It is worth noting that this ruling is a far cry from what Chevron wanted. It does not block enforcement of the Ecuador judgment. Nothing in Judge Kaplan's ruling will prevent my clients from pursuing the judgment's enforcement in other countries. The villagers deserve justice, and I am confident they will get it despite Chevron's efforts to undermine the rule of law.
I will continue my efforts on behalf of my clients consistent with the law. I also will pursue an immediate and expedited appeal so that a panel of impartial judges can review this decision."
Han Shan, the U.S. spokesman for the Ecuadorian villagers issued the following statement:
"While the Ecuadorians respect the rule of law in all countries, they do not accept this court's jurisdiction nor this ruling. The affected communities long ago gave up hope that a U.S. court would provide them relief from Chevron's contamination, which has taken their loved ones, poisoned their lands, and imperiled their cultures.
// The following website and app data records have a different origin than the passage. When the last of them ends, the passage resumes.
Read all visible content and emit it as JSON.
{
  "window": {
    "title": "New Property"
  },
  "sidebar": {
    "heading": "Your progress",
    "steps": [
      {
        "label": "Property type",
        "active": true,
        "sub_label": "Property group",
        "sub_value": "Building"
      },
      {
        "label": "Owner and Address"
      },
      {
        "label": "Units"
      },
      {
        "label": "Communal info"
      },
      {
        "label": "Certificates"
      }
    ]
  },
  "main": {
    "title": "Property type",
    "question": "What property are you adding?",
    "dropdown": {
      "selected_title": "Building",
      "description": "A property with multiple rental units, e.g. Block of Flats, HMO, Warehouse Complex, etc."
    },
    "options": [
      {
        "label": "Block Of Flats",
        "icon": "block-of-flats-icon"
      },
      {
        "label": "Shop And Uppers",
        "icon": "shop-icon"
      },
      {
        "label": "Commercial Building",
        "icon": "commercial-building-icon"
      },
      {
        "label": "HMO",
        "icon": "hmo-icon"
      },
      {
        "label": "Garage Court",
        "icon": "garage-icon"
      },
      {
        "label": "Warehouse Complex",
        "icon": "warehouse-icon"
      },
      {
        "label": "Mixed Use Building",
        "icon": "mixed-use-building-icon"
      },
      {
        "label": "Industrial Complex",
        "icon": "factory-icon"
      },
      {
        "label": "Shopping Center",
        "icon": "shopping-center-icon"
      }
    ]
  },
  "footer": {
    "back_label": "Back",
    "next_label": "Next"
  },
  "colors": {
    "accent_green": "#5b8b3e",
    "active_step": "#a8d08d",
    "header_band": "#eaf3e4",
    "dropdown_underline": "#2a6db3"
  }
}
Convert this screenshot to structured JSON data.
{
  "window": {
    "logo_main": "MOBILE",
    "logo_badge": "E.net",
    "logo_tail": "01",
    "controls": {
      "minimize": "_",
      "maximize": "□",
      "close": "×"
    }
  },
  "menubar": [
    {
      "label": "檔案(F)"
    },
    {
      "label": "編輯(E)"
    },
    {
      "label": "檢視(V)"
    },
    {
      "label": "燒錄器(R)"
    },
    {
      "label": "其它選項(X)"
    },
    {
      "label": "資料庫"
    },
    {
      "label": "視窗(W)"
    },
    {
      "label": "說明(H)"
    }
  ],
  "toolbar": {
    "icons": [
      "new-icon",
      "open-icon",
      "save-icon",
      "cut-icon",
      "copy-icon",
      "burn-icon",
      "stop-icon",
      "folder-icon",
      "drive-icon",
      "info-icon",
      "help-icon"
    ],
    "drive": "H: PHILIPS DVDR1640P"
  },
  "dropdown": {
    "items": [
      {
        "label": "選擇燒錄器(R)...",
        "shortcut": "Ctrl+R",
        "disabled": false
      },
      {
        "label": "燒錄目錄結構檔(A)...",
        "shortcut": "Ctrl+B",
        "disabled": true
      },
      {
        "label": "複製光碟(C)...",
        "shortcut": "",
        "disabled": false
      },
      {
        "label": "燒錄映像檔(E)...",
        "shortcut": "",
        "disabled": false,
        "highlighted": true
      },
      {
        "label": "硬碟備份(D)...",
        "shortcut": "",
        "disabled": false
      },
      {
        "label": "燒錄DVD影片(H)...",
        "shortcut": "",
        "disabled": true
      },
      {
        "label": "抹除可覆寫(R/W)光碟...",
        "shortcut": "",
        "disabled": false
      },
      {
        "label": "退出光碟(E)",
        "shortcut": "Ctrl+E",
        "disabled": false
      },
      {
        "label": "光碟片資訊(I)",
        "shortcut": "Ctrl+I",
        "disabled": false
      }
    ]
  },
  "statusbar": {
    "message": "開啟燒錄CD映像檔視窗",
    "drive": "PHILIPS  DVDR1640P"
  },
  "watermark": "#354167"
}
Their focus now is on enforcing their judgment in countries where they can receive a fair hearing about Chevron's pollution of the rainforest and refusal to abide by a legitimate ruling from the courts in Ecuador, where the company demanded the case be heard. It is time for Chevron to end its abusive efforts at evading justice, and restore the indigenous people and villagers who suffer from the company's terrible legacy."